Should teachers serve primarily as presenters of predetermined material or facilitators of student-initiated learning? Hertz Furniture video blogger Mor...
Transformative Education: With Great Power….
These wise words regarding the power of education are not the musings of an ancient philosopher, nor the wisdom of a tenured professor, but rather the simple words of a young girl – quite a remarkable girl at that.
Her name is Malala Yousafzai. The words were spoken earlier this month at a specially convened Youth Assembly in the United Nations. In attendance were nearly 1,000 young students from around the world who gathered to celebrate this young girl’s personal victory over the Taliban who had put a bullet through her skull for the crime of being female and seeking an education. The Taliban called her efforts pro-Western and feared she might set an example for other women.
Malala emigrated to England, where doctors mended parts of her skull with a titanium plate. She succeeded in signing nearly 4 million people to a petition in support of 57 million children who are not able to go to school and demanded that world leaders fund new teachers, schools, and books. Malala presented the UN Secretary-General with the petition on a day designated as ‘Malala Day’ at the United Nations.
At the assembly, Malala spoke eloquently of her ordeal. “They thought that the bullet would silence us. But they failed. And out of that silence came thousands of voices. The terrorists thought they would change my aims and stop my ambitions, but nothing changed in my life except this: weakness, fear, and hopelessness died. Strength, power, and courage was born.”
With words that should inspire students and motivate every great teacher, she concluded, “Let us pick up our books and pens. They are our most powerful weapons. One child, one teacher, one pen, and one book can change the world.”
Inspiring words indeed. As August rolls around and thoughts return to the classroom, I thought it appropriate to remind us all just how incredibly important teachers’ jobs are. As Malala – and the Taliban, for that matter – understood, one teacher can change the world. The tools that teachers possess, books and pens, are truly the most powerful of weapons.
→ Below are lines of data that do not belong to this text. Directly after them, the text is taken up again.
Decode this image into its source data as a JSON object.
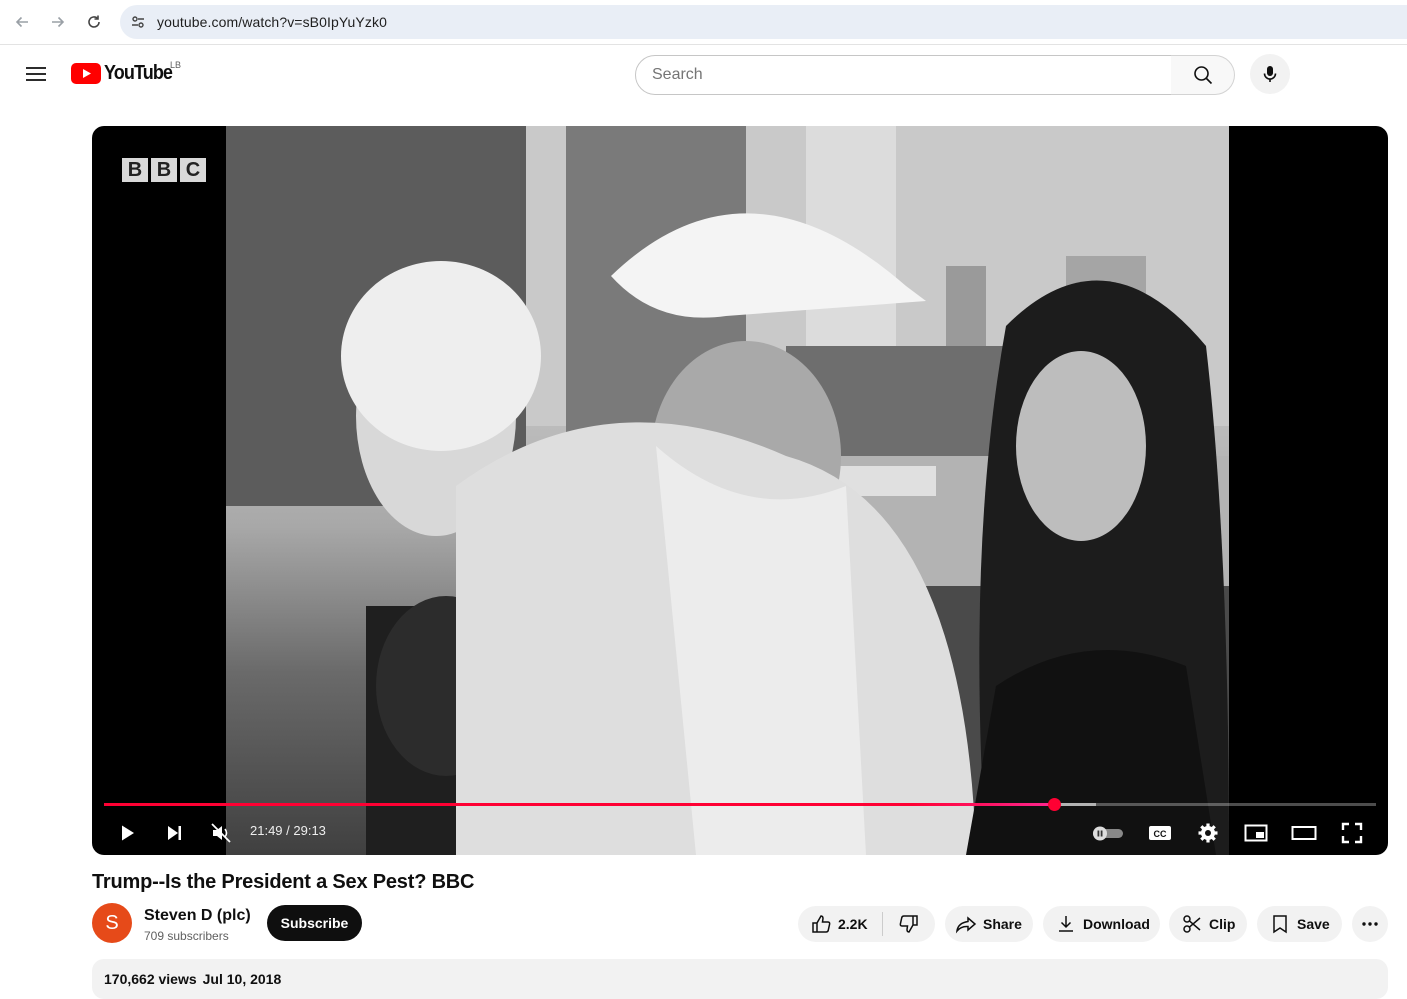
{
  "browser": {
    "url": "youtube.com/watch?v=sB0IpYuYzk0"
  },
  "header": {
    "logo_text": "YouTube",
    "country_code": "LB",
    "search_placeholder": "Search"
  },
  "player": {
    "watermark": [
      "B",
      "B",
      "C"
    ],
    "current_time": "21:49",
    "duration": "29:13",
    "time_display": "21:49 / 29:13",
    "progress_fraction": 0.747,
    "buffered_fraction": 0.78,
    "muted": true,
    "autoplay_on": false,
    "accent": "#ff0033"
  },
  "video": {
    "title": "Trump--Is the President a Sex Pest? BBC",
    "channel_name": "Steven D (plc)",
    "channel_initial": "S",
    "subscribers": "709 subscribers",
    "subscribe_label": "Subscribe",
    "likes": "2.2K",
    "share_label": "Share",
    "download_label": "Download",
    "clip_label": "Clip",
    "save_label": "Save",
    "views": "170,662 views",
    "date": "Jul 10, 2018"
  },
  "colors": {
    "avatar_bg": "#e64a19",
    "subscribe_bg": "#0f0f0f",
    "pill_bg": "#f2f2f2"
  }
}
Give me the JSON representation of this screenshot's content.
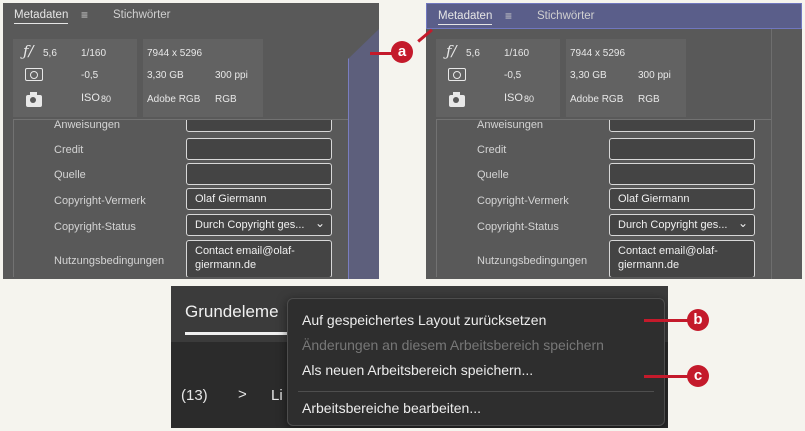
{
  "metadata_panel": {
    "tab_metadata": "Metadaten",
    "menu_icon": "menu-icon",
    "tab_keywords": "Stichwörter",
    "camera": {
      "aperture": "5,6",
      "shutter": "1/160",
      "exposure": "-0,5",
      "iso_label": "ISO",
      "iso_value": "80"
    },
    "file": {
      "dimensions": "7944 x 5296",
      "size": "3,30 GB",
      "resolution": "300 ppi",
      "profile": "Adobe RGB",
      "color_mode": "RGB"
    },
    "fields": [
      {
        "label": "Anweisungen",
        "value": ""
      },
      {
        "label": "Credit",
        "value": ""
      },
      {
        "label": "Quelle",
        "value": ""
      },
      {
        "label": "Copyright-Vermerk",
        "value": "Olaf Giermann"
      },
      {
        "label": "Copyright-Status",
        "value": "Durch Copyright ges..."
      },
      {
        "label": "Nutzungsbedingungen",
        "value": "Contact email@olaf-giermann.de"
      }
    ]
  },
  "callouts": {
    "a": "a",
    "b": "b",
    "c": "c"
  },
  "workspace": {
    "title": "Grundeleme",
    "count": "(13)",
    "arrow": ">",
    "truncated": "Li",
    "menu": {
      "reset": "Auf gespeichertes Layout zurücksetzen",
      "save_changes": "Änderungen an diesem Arbeitsbereich speichern",
      "save_new": "Als neuen Arbeitsbereich speichern...",
      "edit": "Arbeitsbereiche bearbeiten..."
    }
  },
  "colors": {
    "panel_bg": "#595959",
    "highlight": "#5a5e8a",
    "callout": "#c41a2b",
    "menu_bg": "#2e2e2e"
  }
}
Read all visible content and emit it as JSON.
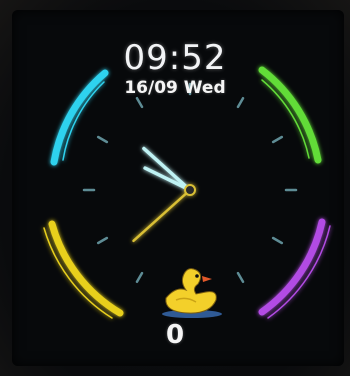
{
  "watch": {
    "time_display": "09:52",
    "hours": "09",
    "minutes": "52",
    "date_display": "16/09 Wed",
    "step_count": "0"
  },
  "analog": {
    "hour": 9,
    "minute": 52,
    "second": 38
  },
  "colors": {
    "arc_top_left": "#2fd2ef",
    "arc_top_right": "#62dc38",
    "arc_bottom_left": "#e8d01e",
    "arc_bottom_right": "#b24be4",
    "hands": "#bff2f4",
    "second_hand": "#d9bf35",
    "ticks": "#5e8c95"
  },
  "icons": {
    "mascot": "rubber-duck-icon"
  }
}
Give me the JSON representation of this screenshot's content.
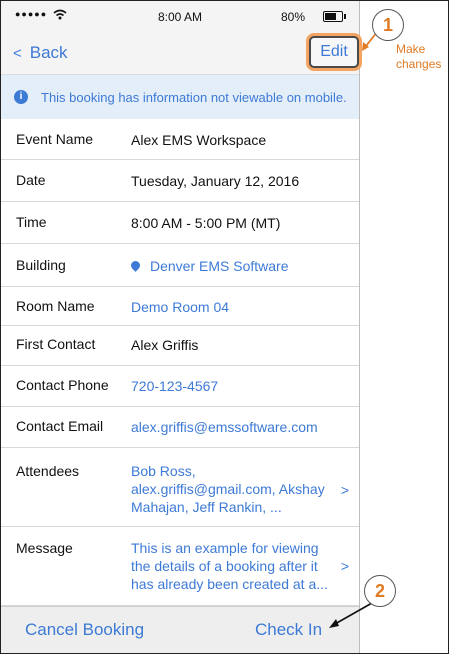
{
  "status_bar": {
    "carrier": "●●●●●",
    "time": "8:00 AM",
    "battery": "80%"
  },
  "nav": {
    "back_label": "Back",
    "edit_label": "Edit"
  },
  "info_banner": {
    "icon": "info-icon",
    "text": "This booking has information not viewable on mobile."
  },
  "details": {
    "event_name": {
      "label": "Event Name",
      "value": "Alex EMS Workspace"
    },
    "date": {
      "label": "Date",
      "value": "Tuesday, January 12, 2016"
    },
    "time": {
      "label": "Time",
      "value": "8:00 AM - 5:00 PM (MT)"
    },
    "building": {
      "label": "Building",
      "value": "Denver EMS Software"
    },
    "room_name": {
      "label": "Room Name",
      "value": "Demo Room 04"
    },
    "first_contact": {
      "label": "First Contact",
      "value": "Alex Griffis"
    },
    "contact_phone": {
      "label": "Contact Phone",
      "value": "720-123-4567"
    },
    "contact_email": {
      "label": "Contact Email",
      "value": "alex.griffis@emssoftware.com"
    },
    "attendees": {
      "label": "Attendees",
      "value": "Bob Ross, alex.griffis@gmail.com, Akshay Mahajan, Jeff Rankin, ..."
    },
    "message": {
      "label": "Message",
      "value": "This is an example for viewing the details of a booking after it has already been created at a..."
    }
  },
  "toolbar": {
    "cancel_label": "Cancel Booking",
    "checkin_label": "Check In"
  },
  "annotations": {
    "callout_1": "1",
    "callout_1_note": "Make changes",
    "callout_2": "2"
  },
  "colors": {
    "accent": "#3d7ad6",
    "annotation": "#e07b24",
    "info_bg": "#e4eef9"
  }
}
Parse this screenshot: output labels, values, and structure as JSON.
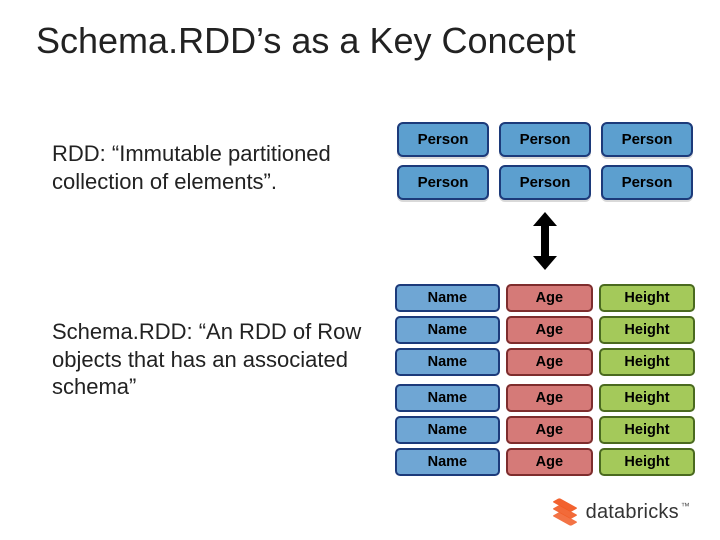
{
  "title": "Schema.RDD’s as a Key Concept",
  "paragraphs": {
    "rdd": "RDD: “Immutable partitioned collection of elements”.",
    "schema_rdd": "Schema.RDD: “An RDD of Row objects that has an associated schema”"
  },
  "diagram": {
    "person_label": "Person",
    "columns": {
      "name": "Name",
      "age": "Age",
      "height": "Height"
    }
  },
  "brand": {
    "name": "databricks",
    "tm": "™"
  }
}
However, as Spiderman1 has taught us, with great power comes great responsibility. When one possesses such powerful weapons, one must be extremely careful to ensure they are used correctly. If a great teacher can change the world for the better, what damage might be caused by a poor teacher? If an idea implanted in the mind of a student can impact millions, how could one possibly compensate for a mind that is left unchallenged or for uninspired teachers who fail to awaken and stimulate their students’ intellect?
The above questions should deeply concern us. It should urge all educators to aspire toward teaching excellence. The Taliban realize what is at stake. They are willing to murder to stop what we do every day. They will stop at nothing to defeat the forces of enlightenment and withhold the power of education. Our commitment should match theirs: One teacher, one student, change the world.
1 O.K., Uncle Ben